It was at Christmas in 1902 that Charles Thompson's health began to fail him. With great reluctance he took to his bed but even then his whole heart and soul was centred on his poor people.
Thoughtful to the last, the day before he died, knowing that the end was drawing near, but not knowing how best to break it to his dear wife, he called her to him and said: "You know, the Lord may be going to take me, and maybe not, but whatever is in store He knows what is best."
Shortly before midnight an old friend by the name of Mr Southward called to see him and prayed for him, commending him to the "Throne of Grace". Mr Thompson then called his wife and children around him and wished each one a final "Good bye" telling his sons to take care of their mother. He then asked that a hymn might be sung and he joined in with great difficulty. Then after a while he asked that another hymn be sung "Jesu, lover of my soul". As he lay there he uttered his last words "Jesus, Lover! Let me to thy Bosom fly!" and with those words he peacefully passed away in the morning of 13th February 1903.
When the tidings spread that Charles Thompson had died there was intense grief. The whole town rang with the news, and people flocked from far and near to take the last look at their dear departed friend. More that one strong man wept as he gazed on the familiar features, now so cold and still. Several little boys from the Albert Industrial School, who happened to be passing the Mission Hall, begged to be allowed to see the body and they left the house of mourning, with tears streaming down their faces.
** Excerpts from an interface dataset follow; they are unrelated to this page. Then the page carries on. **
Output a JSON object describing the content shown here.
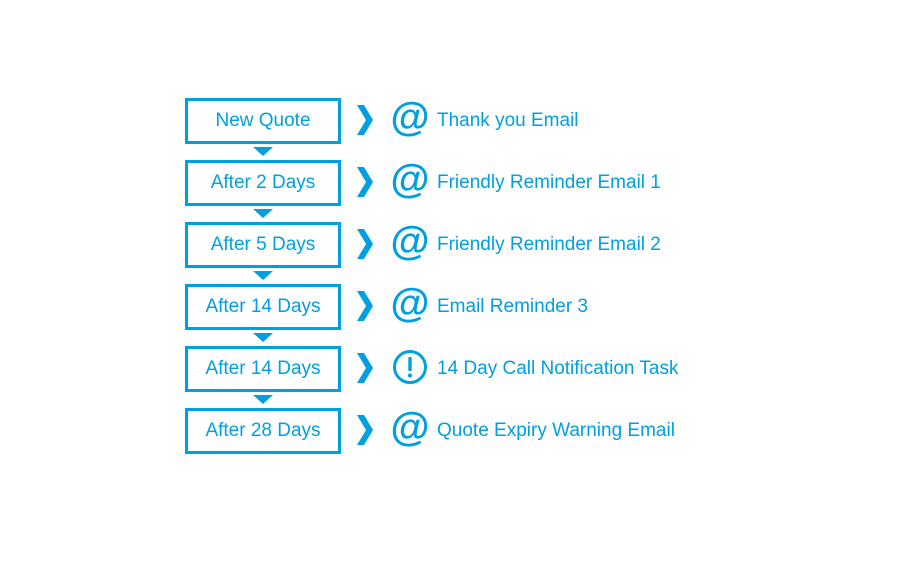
{
  "accent_color": "#00a0e0",
  "steps": [
    {
      "trigger": "New Quote",
      "icon": "at-icon",
      "action": "Thank you Email"
    },
    {
      "trigger": "After 2 Days",
      "icon": "at-icon",
      "action": "Friendly Reminder Email 1"
    },
    {
      "trigger": "After 5 Days",
      "icon": "at-icon",
      "action": "Friendly Reminder Email 2"
    },
    {
      "trigger": "After 14 Days",
      "icon": "at-icon",
      "action": "Email Reminder 3"
    },
    {
      "trigger": "After 14 Days",
      "icon": "exclamation-icon",
      "action": "14 Day Call Notification Task"
    },
    {
      "trigger": "After 28 Days",
      "icon": "at-icon",
      "action": "Quote Expiry Warning Email"
    }
  ]
}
Over his grave in Flaybrick Hill Cemetery a beautiful monument was erected by public subscription. The funeral was attended by thousands of people and the town was in general mourning and probably never in its history was there so much grief manifested. Among the many tributes received, one came from Buckingham Palace from Queen Alexandra with the following sympathetic acknowledgement through her secretary:
I am commanded by the Queen to acknowledge receipt of your letter with enclosure, and to say that Her Majesty is very sorry to hear of the death of a man like Mr Thompson, who has done so much for the benefit of others.
I am, Sir, Your obedient Servant
The day of the funeral
The following is an extract from an article that was printed in the Birkenhead Advertiser on 21st February 1903:
"On Tuesday amid such a manifestation of general sorrow as had rarely been witnessed in the town, the mortal remains of the late Charles Thompson were laid to rest at Flaybrick Hill Cemetery. Many thousands densely lined both sides of Conway Street as the procession slowly wound its way along, headed by the band of 'Indefatigable' which with the Borough Brass Band furnished a mournful and solemn accompaniment, the Dead March from 'Saul.' A number of the boys from the training ship followed their band and then about 400 of the children attending the Mission. Succeeding these were the adult mourners immediately in front of the Borough Brass Band, after which came the family mourning coaches and private carriages. At the cemetery there would be fully 6,000 people assembled. After the committal everyone joined heartily in the singing 'Jesu, lover of my soul' which concluded the service.
As would be expected the hall was crowded to excess during the service in the Mission Hall. The service was taken by the minister of Oxton Congregation Church."